In a recent speech, Matt Mullenweg mentioned his ambition for WordPress to become the operating system of the open web. WordPress is already a key plank in the open web. It allows people of all levels of technical ability to build a site and publish content, and, perhaps even more importantly, those sites belong to the people who write and publish on them. That’s a radical difference compared to social media platforms and publishing platforms one pivot away from a user-hostile business model.
WordPress helps the open web because it is free, powerful, and predictable. No one will take your WordPress site away from you, attempt to use your content to build their audience and revenue streams, or suddenly pivot to a different business model that deprives you of control over your content and how it’s displayed.
All of which sounds very nice, but there’s a problem. People use publishing platforms and social media networks because there are beneficial network effects and efficient cross-fertilization of content and conversation. Content can be easily shared, and when it is it carries with it context and attribution, something that the average WordPress site owner can do with a simple link, but that offers a less rich experience.
In an ideal world, it would be possible to bring these benefits to the open web. Let’s say I write an article on my WordPress blog and a fellow blogger sees it and writes a short response on their own blog. That’s great, because each of us publishes to our own space on the web, but not so good because I have no idea about the response. I might want to indicate somewhere on my blog that a response has been published. In fact, I might want to include some or all of the response on my WordPress blog.
By this point, WordPress users may be thinking: “There’s already a way to do this,” and they’d be right. Pingbacks can be useful, but when was the last time you paid any attention to a Pingback? XML-RPC is not a great protocol for this sort of functionality, Pingbacks were not widely adopted, and the visual indications for Pingbacks leave a little to be desired.
Webmentions are the most recent attempt at cracking the nut of inter-blog communication.
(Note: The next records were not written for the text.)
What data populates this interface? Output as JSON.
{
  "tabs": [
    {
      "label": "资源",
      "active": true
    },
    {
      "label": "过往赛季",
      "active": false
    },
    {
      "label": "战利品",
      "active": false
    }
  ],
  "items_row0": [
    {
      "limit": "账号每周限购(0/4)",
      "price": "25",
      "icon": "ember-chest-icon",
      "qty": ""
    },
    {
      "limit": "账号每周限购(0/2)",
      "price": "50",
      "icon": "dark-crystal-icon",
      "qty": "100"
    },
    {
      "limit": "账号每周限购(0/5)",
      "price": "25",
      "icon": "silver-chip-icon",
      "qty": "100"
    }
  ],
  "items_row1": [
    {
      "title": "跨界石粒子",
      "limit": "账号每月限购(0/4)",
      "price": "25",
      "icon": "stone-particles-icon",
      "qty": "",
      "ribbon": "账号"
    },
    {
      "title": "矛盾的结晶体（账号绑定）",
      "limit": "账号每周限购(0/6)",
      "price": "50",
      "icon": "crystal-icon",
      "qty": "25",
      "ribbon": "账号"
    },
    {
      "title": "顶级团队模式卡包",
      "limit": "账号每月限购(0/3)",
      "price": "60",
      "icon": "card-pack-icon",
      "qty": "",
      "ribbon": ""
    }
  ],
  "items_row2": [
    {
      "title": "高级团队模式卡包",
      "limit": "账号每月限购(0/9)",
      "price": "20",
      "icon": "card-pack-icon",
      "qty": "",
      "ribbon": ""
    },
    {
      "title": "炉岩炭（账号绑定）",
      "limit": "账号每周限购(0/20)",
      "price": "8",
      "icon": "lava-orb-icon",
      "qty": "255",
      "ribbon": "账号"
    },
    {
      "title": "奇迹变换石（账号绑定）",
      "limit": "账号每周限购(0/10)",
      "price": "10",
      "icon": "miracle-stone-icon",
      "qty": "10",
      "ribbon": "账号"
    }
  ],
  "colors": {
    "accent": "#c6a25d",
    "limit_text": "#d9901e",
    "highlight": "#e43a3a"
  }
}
A product of the IndieWebCamp movement, Webmentions do much the same thing as Pingbacks, but with a wider scope. Take a look at this blog article by Jason Garber, at the bottom you’ll see a selection of responses — these aren’t typical comments, they’re responses gathered from social media and other blogs.
Part of the credo of the IndieWeb movement is “Publish On Your Own Site, Syndicate Everywhere.” The idea is that your site is a central repository for all of your content, but that content can be distributed on as many channels as you please. Webmentions are part of the system that helps ensure that conversations launched on your central web presence find their way back, rather than being spread over the multiple closed silos.
It’s still early days for Webmentions, but they’re making progress towards become a standard. If you want to try them out on your WordPress site, there’s a plugin you can use to add basic Webmention functionality.